Ironically, is really not much different than before: you should consider selling your dealership when your time is due. Whenever you are willing and ready or forced to do so due to certain circumstances. If only to mention a few possible conditions: a desire to retire, illness, old age, no succession plan, no longer having fun, a divorce, a partnership dissolution, the troubles associated with manufacturers’ demands for facility improvements and the risk of higher occupancy rate, desired to re-locate, re-deployment of capital to improve one’s portfolio, unfortunate losses that one can’t sustain, or hopefully an offer that one cannot refuse.
When considering selling your dealership, we are certain that you will involve your accountant. We suggest that you select an automotive attorney not just a business attorney, and we also strongly suggest that you consult with a professional dealership broker or an intermediary who specializes in the field of brokering the sale of new car dealerships. When choosing the right one, he/she will add value to the process of selling by introducing a sense of urgency to the process, firm the price up while working with more than one buyer at a time; create a deal flow, bring a different perspectives, and provide real time valuation, negotiation skills and expertise.
By the way, a creative way for a dealer to sell a dealership is through a buy-in/buy-out program.

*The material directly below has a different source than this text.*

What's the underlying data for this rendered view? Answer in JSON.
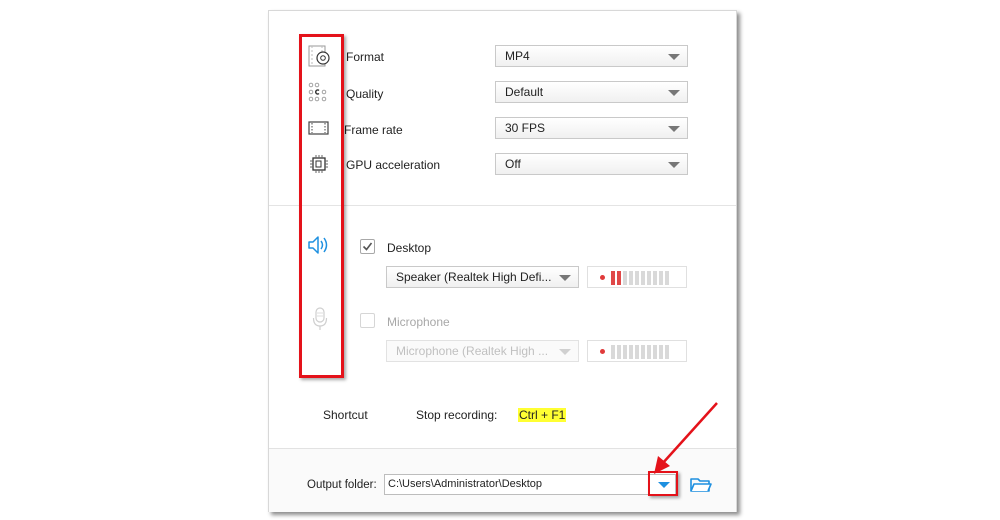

Frankly, it is one of our favorite ways of selling a dealership. If done correctly, it can become a win-win for all parties involved. For the buyer, it is a life changing event: the ability to become a dealer with a small amount of available funds, who otherwise could not afford buying a store at all. And for the seller, it offers a planned exit and a gradual phase out. It also offers the ability to sell the store for the highest possible price, when you add back the continued participation in the profit sharing until the buy-out is completed.
A word of caution to our readers should you attempt a buy-in/buy-out type of a sale: such transactions have to be carefully structured! We have done dozens of those types of deals over the years and they can get ugly rather fast if done incorrectly, without all the safety markers in place. In a way, it is a partnership between two strangers for several years. It needs to be structured correctly with a threshold of performance for the buyer/operator, governed by employment agreements, a stock purchase agreement and a shareholder agreement. Additionally, if the seller owns the property, he/she should remain 100% owner of the real estate until the buy-out is completed.
Some risks should also be mentioned here as well: if the threshold performance is not met, and the seller chooses to unwind the deal, he/she may find that the culture of the dealership have changed completely under the buyer’s helm. It is also possible that dealership might not produce enough profit for the buyer to purchase additional stock, therefore causing the buy-out process to stall. Lastly, the flooring lines typically remain open under the seller’s name and therefore the exposure and risks continue.
We will close with a feel-good story: a gentleman came to us with $180K. We involved him as a minority partner and operator with a dealer/seller that was 60 years old. Within 5 years, he completed the purchase of 100% of the stock, netted $1.3M/year and was able to purchase the real estate for $3.3M as well. The buyer was able to buy a dealership with only $180K and the seller benefited from a planned exit and 5 additional years of profit sharing. A win-win transaction.
May you all have a prosperous and healthy year in 2012.